Directions: Send back every record exactly.

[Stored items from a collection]

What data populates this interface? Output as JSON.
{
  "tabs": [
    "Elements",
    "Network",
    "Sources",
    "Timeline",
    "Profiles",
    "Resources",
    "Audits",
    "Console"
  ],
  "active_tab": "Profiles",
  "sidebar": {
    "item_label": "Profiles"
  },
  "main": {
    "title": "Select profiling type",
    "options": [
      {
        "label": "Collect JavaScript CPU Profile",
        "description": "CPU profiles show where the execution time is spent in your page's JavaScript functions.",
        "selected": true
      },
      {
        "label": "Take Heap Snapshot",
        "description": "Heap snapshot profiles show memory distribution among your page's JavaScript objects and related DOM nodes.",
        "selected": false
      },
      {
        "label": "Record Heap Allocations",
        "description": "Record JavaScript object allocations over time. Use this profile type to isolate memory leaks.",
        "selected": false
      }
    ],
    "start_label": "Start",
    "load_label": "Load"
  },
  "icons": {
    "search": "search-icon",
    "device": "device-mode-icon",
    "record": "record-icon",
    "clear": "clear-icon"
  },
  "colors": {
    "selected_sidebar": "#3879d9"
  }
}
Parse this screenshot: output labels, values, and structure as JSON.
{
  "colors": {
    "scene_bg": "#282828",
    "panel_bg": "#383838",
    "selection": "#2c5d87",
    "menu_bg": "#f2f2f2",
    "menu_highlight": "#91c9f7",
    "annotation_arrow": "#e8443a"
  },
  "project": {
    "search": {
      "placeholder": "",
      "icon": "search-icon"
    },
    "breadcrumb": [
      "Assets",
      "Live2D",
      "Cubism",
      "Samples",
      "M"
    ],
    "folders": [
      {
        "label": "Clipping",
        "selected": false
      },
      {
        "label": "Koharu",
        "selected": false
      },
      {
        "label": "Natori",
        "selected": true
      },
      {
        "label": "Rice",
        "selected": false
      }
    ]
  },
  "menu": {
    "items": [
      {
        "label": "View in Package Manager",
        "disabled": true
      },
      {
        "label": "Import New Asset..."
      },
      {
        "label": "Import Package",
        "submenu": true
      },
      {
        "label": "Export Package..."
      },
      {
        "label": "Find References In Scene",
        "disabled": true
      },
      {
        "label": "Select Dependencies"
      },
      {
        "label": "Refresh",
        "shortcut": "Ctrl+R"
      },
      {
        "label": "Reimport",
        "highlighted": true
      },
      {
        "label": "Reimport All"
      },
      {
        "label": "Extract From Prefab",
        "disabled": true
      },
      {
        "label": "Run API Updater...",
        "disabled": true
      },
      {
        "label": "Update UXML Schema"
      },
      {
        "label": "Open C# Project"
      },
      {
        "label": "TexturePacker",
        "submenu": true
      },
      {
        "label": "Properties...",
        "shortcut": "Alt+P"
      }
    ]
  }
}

Exercise solution:
What data populates this interface? Output as JSON.
{
  "tabs": [
    "Elements",
    "Network",
    "Sources",
    "Timeline",
    "Profiles",
    "Resources",
    "Audits",
    "Console"
  ],
  "active_tab": "Profiles",
  "sidebar": {
    "item_label": "Profiles"
  },
  "main": {
    "title": "Select profiling type",
    "options": [
      {
        "label": "Collect JavaScript CPU Profile",
        "description": "CPU profiles show where the execution time is spent in your page's JavaScript functions.",
        "selected": true
      },
      {
        "label": "Take Heap Snapshot",
        "description": "Heap snapshot profiles show memory distribution among your page's JavaScript objects and related DOM nodes.",
        "selected": false
      },
      {
        "label": "Record Heap Allocations",
        "description": "Record JavaScript object allocations over time. Use this profile type to isolate memory leaks.",
        "selected": false
      }
    ],
    "start_label": "Start",
    "load_label": "Load"
  },
  "icons": {
    "search": "search-icon",
    "device": "device-mode-icon",
    "record": "record-icon",
    "clear": "clear-icon"
  },
  "colors": {
    "selected_sidebar": "#3879d9"
  }
}
Parse this screenshot: output labels, values, and structure as JSON.
{
  "colors": {
    "scene_bg": "#282828",
    "panel_bg": "#383838",
    "selection": "#2c5d87",
    "menu_bg": "#f2f2f2",
    "menu_highlight": "#91c9f7",
    "annotation_arrow": "#e8443a"
  },
  "project": {
    "search": {
      "placeholder": "",
      "icon": "search-icon"
    },
    "breadcrumb": [
      "Assets",
      "Live2D",
      "Cubism",
      "Samples",
      "M"
    ],
    "folders": [
      {
        "label": "Clipping",
        "selected": false
      },
      {
        "label": "Koharu",
        "selected": false
      },
      {
        "label": "Natori",
        "selected": true
      },
      {
        "label": "Rice",
        "selected": false
      }
    ]
  },
  "menu": {
    "items": [
      {
        "label": "View in Package Manager",
        "disabled": true
      },
      {
        "label": "Import New Asset..."
      },
      {
        "label": "Import Package",
        "submenu": true
      },
      {
        "label": "Export Package..."
      },
      {
        "label": "Find References In Scene",
        "disabled": true
      },
      {
        "label": "Select Dependencies"
      },
      {
        "label": "Refresh",
        "shortcut": "Ctrl+R"
      },
      {
        "label": "Reimport",
        "highlighted": true
      },
      {
        "label": "Reimport All"
      },
      {
        "label": "Extract From Prefab",
        "disabled": true
      },
      {
        "label": "Run API Updater...",
        "disabled": true
      },
      {
        "label": "Update UXML Schema"
      },
      {
        "label": "Open C# Project"
      },
      {
        "label": "TexturePacker",
        "submenu": true
      },
      {
        "label": "Properties...",
        "shortcut": "Alt+P"
      }
    ]
  }
}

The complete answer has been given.